___ Data provided

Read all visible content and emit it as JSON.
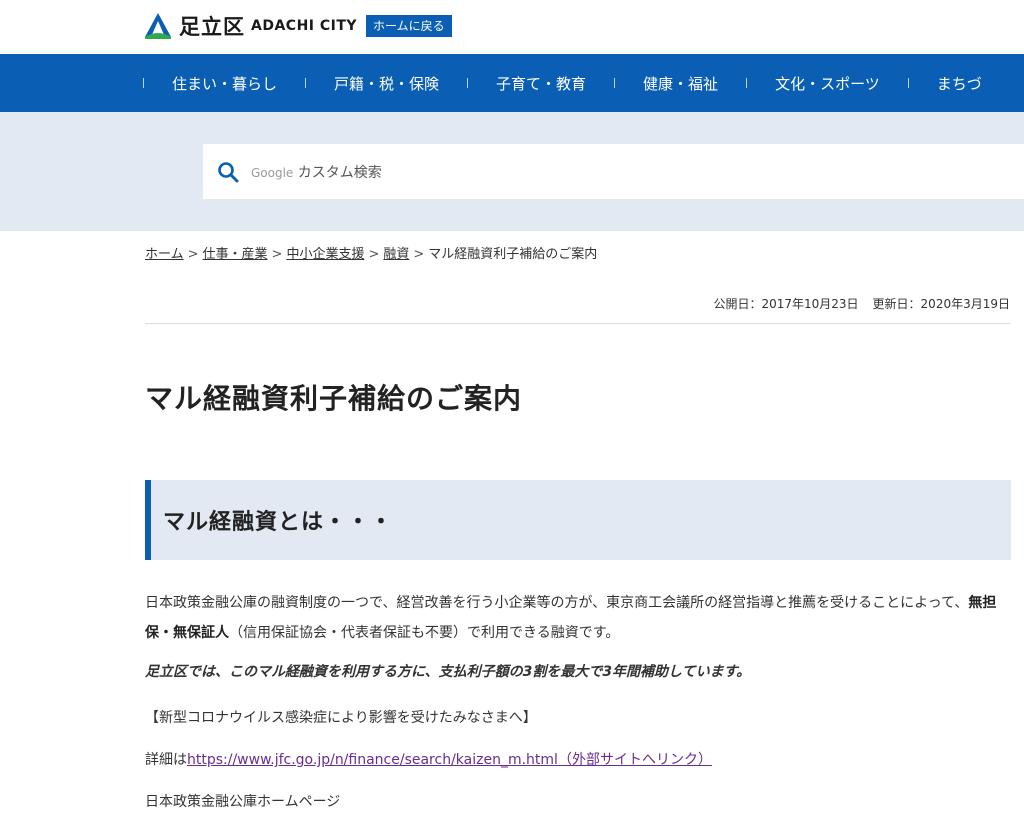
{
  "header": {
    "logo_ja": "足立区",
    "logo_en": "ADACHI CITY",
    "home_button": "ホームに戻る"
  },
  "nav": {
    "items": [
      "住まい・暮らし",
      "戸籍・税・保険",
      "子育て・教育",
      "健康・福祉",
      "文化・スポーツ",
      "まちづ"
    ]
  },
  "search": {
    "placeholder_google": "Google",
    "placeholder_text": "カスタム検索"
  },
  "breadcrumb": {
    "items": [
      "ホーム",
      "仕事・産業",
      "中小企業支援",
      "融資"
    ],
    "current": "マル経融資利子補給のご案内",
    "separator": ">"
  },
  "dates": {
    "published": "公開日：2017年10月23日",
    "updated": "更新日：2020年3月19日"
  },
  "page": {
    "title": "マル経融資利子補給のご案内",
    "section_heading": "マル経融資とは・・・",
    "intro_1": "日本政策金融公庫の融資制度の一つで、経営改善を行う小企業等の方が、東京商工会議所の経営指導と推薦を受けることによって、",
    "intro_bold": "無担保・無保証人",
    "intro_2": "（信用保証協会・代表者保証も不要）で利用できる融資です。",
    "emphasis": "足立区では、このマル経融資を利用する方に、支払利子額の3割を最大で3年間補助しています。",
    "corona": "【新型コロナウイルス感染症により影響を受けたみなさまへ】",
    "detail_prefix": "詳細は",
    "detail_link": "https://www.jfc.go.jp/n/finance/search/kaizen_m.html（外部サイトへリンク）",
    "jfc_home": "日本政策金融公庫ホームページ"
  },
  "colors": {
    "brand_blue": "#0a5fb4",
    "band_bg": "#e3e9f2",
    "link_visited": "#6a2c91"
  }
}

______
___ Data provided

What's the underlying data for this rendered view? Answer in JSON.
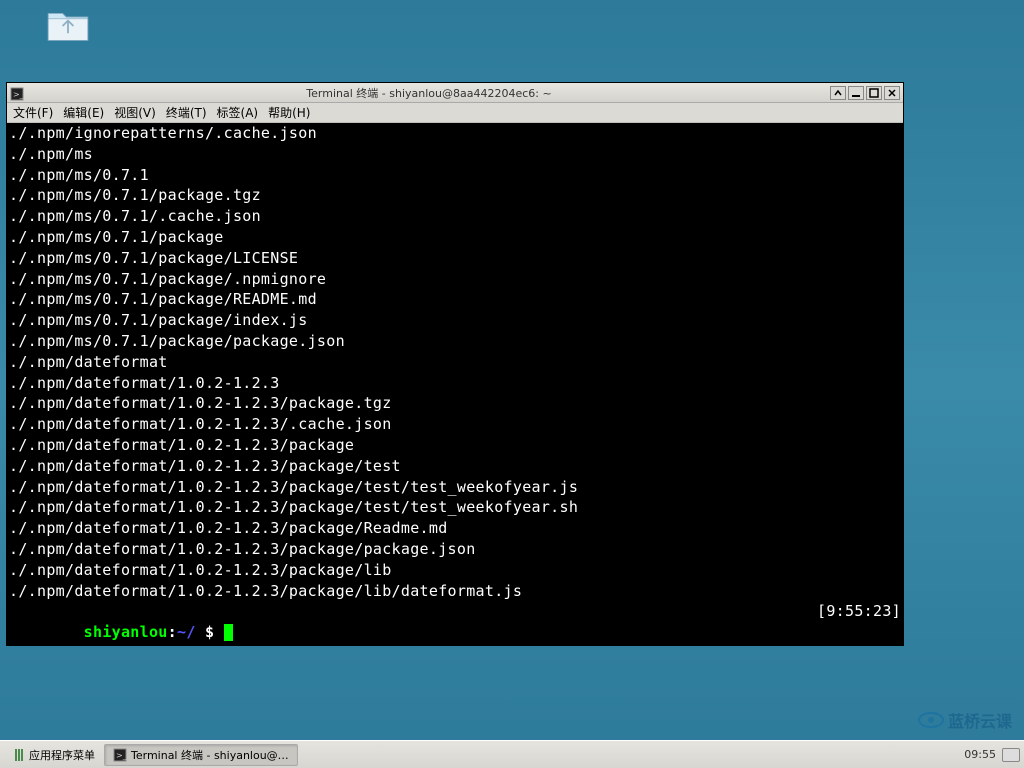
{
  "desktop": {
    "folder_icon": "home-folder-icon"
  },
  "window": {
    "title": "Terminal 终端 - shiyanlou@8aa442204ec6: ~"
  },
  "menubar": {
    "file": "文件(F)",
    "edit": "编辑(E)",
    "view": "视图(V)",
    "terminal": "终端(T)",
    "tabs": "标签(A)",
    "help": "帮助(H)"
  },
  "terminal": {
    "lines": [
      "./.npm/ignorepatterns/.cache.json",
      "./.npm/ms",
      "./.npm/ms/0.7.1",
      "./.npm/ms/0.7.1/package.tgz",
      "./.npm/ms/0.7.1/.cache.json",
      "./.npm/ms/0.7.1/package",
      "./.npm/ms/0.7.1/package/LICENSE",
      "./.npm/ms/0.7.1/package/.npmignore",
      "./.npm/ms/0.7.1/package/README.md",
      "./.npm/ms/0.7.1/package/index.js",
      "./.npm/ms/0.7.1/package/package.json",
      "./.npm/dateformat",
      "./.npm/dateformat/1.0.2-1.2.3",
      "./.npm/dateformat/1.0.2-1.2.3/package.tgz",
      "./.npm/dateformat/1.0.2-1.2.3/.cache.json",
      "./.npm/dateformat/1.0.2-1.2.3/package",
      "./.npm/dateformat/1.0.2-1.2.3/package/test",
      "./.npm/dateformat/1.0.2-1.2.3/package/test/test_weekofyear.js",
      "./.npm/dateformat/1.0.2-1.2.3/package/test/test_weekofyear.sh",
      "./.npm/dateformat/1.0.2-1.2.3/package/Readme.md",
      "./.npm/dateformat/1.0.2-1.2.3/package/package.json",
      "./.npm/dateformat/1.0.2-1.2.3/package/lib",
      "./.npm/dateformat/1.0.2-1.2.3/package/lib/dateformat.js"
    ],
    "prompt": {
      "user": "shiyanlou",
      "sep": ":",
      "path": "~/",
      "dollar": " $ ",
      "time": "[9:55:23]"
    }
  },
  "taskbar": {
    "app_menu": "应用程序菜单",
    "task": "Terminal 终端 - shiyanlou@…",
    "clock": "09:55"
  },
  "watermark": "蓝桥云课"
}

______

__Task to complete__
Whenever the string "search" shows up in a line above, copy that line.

__Answer for the task__
  "search": {
    "detail_link": "https://www.jfc.go.jp/n/finance/search/kaizen_m.html（外部サイトへリンク）",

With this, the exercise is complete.